Figure 7: Evolution of the distribution of the density of rules (left) and the density of ICs (right) over time.

Figure 8: Evolution of the distribution of the density of rules (left) and the density of ICs (right) over time.

Coevolutionary Learning: a Case Study (with J. B. Pollack), Proceedings of the Fifteenth International Conference on Machine Learning (ICML-98) , Madison, Wisconsin, USA, July 24-26, 1998, to appear.

Coevolving the Ideal'' Trainer: Application to the Discovery of Cellular Automata Rules (with J. B. Pollack), Proceedings of the Third Annual Genetic Programming Conference (GP-98) , Madison, Wisconsin, USA, July 22-25, 1998, to appear.

### References

[Andre et al., 1996] Andre, D., Bennet, F. H. & Koza, J. R. (1996). Evolution of intricate long-distance communication signals in cellular automata using genetic programming. In Artificial Life V: Proceedings of the Fifth International Workshop on the Synthesis and Simulation of Living Systems. Nara, Japan.

[Cliff & Miller, 1995] Cliff, D. & Miller, G. F. (1995). Tracking the red queen: Measurements of adaptive progres in co-evolutionary simulations. In the Proceedings of the Third European Conference on Artificial Life, pp. 200-218. Springer-Verlag. LNCS 929.

[Das et al., 1994] Das, R., Mitchell, M. & Crutchfield, J. P. (1994). A genetic algorithm discovers particle-based computation in cellular automata. In Parallel Problem Solving from Nature - PPSN III, pp. 344-353. Springer-Verlag. LNCS 866.

[Hillis, 1992] Hillis, W. D. (1992). Co-evolving parasites improves simulated evolution as an optimization procedure. In Langton, C. et al. (Eds), Artificial Life II, pp. 313-324. Addison Wesley.

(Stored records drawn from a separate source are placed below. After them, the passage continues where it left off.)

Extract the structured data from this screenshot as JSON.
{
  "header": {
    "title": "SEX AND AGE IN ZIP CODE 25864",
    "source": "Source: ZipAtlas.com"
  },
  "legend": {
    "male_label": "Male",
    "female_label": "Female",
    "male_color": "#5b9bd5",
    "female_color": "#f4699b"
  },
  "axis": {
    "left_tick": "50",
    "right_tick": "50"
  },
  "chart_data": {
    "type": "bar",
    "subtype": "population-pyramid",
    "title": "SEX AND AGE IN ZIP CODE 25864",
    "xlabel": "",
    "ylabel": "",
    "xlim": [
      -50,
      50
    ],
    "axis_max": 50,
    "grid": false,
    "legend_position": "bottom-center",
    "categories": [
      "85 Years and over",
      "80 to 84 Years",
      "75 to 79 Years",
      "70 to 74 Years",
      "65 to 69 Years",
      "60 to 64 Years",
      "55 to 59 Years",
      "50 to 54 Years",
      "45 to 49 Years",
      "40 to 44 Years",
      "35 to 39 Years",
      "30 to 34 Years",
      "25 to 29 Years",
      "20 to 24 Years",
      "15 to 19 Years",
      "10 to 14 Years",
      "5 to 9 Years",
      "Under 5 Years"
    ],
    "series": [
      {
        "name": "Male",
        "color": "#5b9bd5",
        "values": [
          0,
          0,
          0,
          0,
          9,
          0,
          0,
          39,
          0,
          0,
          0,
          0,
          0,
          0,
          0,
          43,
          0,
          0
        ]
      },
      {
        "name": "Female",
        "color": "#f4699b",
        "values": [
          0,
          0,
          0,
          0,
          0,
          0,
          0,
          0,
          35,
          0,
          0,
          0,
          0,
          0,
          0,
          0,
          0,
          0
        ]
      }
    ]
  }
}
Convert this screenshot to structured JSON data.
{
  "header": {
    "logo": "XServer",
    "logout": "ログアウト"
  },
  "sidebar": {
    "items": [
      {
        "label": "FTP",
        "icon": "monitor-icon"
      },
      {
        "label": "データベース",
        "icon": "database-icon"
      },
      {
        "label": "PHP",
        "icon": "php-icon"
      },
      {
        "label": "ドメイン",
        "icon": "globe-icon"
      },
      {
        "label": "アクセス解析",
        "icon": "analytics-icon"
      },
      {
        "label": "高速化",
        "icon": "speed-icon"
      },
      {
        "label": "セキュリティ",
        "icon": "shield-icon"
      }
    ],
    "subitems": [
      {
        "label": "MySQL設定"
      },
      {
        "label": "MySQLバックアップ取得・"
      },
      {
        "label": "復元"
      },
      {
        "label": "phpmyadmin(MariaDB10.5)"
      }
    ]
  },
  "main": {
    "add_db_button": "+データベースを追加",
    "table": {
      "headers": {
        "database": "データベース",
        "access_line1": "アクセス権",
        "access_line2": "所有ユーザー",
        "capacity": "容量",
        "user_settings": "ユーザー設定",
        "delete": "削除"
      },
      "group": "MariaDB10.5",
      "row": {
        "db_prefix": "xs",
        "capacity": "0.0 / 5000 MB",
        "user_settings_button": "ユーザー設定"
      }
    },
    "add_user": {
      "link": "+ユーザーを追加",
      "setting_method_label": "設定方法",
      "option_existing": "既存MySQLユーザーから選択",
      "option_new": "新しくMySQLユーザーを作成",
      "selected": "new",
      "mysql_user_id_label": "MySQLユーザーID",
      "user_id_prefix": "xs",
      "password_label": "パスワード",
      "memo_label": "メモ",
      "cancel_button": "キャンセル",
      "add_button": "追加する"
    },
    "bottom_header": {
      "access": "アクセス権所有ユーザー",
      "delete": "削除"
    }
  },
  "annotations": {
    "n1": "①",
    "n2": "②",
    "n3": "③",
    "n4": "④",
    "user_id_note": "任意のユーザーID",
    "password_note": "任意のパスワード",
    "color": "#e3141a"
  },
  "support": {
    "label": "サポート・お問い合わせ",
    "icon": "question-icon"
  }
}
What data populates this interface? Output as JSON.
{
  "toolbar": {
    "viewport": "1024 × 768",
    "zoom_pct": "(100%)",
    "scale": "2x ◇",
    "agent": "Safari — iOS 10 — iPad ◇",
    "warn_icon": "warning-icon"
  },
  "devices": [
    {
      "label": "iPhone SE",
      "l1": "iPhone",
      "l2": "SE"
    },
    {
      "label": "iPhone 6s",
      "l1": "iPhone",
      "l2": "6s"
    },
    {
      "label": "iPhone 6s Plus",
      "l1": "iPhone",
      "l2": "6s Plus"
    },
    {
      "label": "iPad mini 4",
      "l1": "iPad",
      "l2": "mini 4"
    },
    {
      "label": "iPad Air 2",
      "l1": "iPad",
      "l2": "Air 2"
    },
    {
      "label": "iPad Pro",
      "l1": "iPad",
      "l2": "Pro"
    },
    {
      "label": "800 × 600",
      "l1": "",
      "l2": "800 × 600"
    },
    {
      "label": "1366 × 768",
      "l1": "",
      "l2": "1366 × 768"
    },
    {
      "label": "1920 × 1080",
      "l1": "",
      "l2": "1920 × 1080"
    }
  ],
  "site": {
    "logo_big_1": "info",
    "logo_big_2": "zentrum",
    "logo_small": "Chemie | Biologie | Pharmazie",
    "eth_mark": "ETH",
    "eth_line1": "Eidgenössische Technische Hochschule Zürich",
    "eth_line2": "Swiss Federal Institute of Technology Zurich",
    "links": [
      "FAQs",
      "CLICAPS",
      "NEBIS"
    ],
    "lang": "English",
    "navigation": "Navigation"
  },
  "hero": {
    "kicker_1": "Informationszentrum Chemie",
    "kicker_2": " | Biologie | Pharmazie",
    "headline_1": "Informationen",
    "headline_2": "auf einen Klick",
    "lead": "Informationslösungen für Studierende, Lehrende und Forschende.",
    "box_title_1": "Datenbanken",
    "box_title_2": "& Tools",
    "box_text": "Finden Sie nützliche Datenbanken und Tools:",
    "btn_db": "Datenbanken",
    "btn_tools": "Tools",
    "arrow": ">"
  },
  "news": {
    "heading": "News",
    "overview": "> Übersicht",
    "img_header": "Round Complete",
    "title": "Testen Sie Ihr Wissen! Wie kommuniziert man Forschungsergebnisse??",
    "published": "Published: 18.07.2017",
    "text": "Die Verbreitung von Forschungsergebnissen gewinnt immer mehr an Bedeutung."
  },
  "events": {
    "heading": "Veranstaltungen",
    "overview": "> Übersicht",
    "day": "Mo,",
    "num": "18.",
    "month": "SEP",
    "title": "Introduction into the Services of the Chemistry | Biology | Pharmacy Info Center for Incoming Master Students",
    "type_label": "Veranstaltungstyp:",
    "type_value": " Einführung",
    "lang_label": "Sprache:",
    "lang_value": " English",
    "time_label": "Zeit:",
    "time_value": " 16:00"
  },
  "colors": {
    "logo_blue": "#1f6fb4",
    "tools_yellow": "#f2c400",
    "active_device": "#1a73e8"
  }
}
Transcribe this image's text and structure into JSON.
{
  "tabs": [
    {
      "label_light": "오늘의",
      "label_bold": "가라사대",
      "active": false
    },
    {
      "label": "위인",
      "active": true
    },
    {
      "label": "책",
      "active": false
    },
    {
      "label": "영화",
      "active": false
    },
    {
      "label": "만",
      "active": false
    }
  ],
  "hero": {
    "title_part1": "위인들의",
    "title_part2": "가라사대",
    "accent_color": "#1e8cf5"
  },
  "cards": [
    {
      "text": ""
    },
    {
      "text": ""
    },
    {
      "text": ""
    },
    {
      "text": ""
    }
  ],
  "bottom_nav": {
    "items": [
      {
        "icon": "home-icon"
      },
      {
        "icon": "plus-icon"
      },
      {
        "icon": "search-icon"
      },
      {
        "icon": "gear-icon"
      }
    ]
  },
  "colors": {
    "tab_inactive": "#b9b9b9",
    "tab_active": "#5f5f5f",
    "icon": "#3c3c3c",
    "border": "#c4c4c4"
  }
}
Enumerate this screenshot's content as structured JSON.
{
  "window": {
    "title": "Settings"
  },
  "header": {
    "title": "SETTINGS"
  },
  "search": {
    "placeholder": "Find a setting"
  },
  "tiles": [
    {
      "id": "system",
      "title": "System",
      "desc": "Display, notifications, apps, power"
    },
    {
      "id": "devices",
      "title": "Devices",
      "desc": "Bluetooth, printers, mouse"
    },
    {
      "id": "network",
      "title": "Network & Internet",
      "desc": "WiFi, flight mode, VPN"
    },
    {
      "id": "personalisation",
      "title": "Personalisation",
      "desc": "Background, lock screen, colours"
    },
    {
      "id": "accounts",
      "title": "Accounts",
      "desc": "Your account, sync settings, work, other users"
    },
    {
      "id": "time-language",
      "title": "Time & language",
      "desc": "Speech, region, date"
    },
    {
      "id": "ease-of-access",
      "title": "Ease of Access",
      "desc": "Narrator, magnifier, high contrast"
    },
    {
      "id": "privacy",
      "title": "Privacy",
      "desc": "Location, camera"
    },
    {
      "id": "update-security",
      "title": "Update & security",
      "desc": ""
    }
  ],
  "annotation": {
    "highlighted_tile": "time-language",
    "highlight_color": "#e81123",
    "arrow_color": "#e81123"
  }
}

[Juillé & Pollack, 1996] Juillé, H. & Pollack, J.B. (1996). Co-evolving intertwined spirals. In Proceedings of the Fifth Annual Conference on Evolutionary Programming, pp. 461-468. MIT Press.

[Land & Belew, 1995] Land, M. & Belew, R. K. (1995). No perfect two-state cellular automata for density classification exists. Physical Review Letters, 74(25):1548-1550.

[Mahfoud, 1995] Mahfoud, S. W. (1995). Niching methods for genetic algorithms. Technical report, University of Illinois at Urbana-Champaign. IlliGAL Report No. 95001.

[Mitchell et al., 1994] Mitchell, M., Crutchfield, J.P. & Hraber, P.T. (1994). Evolving cellular automata to perform computations: Mechanisms and impediments. Physica D, 75:361-391.